++++ The input

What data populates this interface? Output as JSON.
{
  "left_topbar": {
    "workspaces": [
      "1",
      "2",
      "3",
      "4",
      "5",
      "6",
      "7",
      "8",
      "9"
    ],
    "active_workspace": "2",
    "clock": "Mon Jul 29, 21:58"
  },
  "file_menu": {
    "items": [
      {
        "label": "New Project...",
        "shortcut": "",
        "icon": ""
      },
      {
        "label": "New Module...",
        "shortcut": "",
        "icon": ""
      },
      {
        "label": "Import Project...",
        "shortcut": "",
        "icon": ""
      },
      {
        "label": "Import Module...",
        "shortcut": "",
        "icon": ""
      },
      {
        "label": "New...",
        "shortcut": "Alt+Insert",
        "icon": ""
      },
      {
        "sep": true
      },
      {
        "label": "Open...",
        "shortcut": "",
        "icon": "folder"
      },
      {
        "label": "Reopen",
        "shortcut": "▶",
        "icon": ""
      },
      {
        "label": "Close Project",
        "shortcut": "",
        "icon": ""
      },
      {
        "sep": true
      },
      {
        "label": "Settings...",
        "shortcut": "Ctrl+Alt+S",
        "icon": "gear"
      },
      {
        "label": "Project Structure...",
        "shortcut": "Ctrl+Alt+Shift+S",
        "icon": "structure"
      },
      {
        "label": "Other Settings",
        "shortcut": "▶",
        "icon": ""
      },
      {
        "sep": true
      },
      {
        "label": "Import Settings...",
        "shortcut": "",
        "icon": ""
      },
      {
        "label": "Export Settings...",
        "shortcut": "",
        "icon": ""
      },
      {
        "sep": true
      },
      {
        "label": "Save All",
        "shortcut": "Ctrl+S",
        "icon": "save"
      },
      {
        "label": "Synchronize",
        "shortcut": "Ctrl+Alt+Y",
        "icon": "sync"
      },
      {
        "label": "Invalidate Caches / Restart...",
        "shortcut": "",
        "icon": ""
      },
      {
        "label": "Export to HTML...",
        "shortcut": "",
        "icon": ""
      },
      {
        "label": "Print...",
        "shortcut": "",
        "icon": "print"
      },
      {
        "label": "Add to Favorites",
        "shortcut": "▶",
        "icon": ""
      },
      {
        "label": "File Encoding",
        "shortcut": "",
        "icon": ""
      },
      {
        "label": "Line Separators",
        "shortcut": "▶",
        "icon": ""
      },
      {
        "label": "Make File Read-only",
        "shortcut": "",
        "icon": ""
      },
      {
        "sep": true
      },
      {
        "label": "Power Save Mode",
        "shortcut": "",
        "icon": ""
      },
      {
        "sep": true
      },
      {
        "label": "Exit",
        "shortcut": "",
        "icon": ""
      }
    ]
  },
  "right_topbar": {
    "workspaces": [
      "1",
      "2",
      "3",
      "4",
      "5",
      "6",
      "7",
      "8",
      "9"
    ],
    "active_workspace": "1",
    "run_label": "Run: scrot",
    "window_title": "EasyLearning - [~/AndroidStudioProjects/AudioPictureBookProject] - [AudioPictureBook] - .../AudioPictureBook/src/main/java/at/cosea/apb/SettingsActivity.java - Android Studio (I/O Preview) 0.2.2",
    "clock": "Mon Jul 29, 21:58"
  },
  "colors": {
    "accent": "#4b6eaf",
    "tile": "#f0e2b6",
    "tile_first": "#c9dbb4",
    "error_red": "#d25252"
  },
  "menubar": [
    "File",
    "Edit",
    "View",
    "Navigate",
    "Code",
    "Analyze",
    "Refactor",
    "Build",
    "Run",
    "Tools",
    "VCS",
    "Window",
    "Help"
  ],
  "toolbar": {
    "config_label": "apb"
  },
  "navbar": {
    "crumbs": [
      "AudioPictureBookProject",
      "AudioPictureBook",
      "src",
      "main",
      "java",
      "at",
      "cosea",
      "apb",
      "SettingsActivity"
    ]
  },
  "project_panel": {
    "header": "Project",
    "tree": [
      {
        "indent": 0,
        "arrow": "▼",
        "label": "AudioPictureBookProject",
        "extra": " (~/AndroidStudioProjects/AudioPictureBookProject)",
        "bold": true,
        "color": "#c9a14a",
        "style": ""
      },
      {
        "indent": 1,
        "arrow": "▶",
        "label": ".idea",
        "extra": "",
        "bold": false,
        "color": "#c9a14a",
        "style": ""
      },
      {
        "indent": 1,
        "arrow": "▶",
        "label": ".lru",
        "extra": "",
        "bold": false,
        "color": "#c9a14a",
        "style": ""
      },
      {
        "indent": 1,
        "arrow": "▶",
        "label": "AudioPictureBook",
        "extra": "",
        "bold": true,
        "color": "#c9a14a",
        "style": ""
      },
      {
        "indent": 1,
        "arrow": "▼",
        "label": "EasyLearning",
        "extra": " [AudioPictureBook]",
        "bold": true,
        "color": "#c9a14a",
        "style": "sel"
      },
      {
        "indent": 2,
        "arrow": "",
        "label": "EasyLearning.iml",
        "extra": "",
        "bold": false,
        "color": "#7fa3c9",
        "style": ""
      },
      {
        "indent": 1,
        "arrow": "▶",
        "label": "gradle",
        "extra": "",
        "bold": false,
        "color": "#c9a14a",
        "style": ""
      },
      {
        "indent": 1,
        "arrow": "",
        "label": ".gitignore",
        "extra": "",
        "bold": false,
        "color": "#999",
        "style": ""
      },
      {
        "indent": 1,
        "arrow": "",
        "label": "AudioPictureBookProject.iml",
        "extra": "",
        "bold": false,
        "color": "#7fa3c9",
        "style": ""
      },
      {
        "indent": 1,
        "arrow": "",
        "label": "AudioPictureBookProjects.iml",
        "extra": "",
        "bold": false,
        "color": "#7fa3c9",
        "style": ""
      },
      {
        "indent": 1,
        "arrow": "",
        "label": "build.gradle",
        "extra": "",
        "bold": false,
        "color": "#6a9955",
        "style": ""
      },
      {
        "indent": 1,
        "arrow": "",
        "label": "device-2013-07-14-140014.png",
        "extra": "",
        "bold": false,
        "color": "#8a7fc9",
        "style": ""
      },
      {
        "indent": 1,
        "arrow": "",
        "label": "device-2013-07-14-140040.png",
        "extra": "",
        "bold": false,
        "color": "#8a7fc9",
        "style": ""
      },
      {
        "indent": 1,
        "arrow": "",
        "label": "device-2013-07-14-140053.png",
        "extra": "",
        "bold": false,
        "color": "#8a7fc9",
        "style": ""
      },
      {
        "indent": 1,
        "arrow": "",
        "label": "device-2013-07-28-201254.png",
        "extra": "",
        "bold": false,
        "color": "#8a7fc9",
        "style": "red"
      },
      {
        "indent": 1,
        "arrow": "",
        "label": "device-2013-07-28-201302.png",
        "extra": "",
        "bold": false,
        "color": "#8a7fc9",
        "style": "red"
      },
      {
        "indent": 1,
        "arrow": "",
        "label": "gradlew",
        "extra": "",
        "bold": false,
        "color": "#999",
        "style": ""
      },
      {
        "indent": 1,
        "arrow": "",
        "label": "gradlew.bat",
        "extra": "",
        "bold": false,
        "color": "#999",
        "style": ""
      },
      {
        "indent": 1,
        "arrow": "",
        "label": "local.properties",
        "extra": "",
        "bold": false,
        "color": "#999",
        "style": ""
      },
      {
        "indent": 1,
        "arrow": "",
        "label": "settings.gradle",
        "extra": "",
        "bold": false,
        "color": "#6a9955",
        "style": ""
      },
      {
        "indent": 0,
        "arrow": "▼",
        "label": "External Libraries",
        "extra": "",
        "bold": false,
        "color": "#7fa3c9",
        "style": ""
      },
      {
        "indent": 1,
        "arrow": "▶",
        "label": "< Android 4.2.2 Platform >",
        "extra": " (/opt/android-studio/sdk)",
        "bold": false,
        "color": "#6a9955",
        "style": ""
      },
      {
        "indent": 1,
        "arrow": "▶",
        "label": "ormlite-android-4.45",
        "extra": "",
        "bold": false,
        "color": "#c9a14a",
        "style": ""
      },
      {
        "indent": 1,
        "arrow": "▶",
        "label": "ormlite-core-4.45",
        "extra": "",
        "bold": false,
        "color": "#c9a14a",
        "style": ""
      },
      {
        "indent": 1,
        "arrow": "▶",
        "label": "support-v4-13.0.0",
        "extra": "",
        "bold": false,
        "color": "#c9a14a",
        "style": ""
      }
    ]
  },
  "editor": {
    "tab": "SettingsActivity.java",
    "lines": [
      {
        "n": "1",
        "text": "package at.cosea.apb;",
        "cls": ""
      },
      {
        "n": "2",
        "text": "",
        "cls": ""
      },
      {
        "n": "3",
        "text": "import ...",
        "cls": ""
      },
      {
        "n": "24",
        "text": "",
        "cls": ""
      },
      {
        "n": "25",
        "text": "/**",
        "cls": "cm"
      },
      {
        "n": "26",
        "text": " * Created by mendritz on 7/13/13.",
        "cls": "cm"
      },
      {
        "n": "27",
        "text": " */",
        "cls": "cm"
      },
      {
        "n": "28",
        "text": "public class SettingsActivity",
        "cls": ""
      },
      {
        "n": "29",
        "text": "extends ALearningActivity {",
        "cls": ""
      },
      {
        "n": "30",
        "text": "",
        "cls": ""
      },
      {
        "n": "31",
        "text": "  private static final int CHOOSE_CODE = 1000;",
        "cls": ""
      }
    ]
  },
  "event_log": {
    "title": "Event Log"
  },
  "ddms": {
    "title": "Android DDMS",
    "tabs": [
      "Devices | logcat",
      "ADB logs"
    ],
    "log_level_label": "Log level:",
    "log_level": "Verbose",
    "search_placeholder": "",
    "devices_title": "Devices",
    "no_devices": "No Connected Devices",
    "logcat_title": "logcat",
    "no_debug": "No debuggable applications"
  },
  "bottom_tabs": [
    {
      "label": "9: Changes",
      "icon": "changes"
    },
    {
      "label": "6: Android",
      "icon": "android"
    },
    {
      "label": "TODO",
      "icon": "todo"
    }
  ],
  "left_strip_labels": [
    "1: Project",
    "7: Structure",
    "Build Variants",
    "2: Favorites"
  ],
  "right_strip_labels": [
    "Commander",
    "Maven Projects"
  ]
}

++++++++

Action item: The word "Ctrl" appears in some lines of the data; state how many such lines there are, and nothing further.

Your response: 4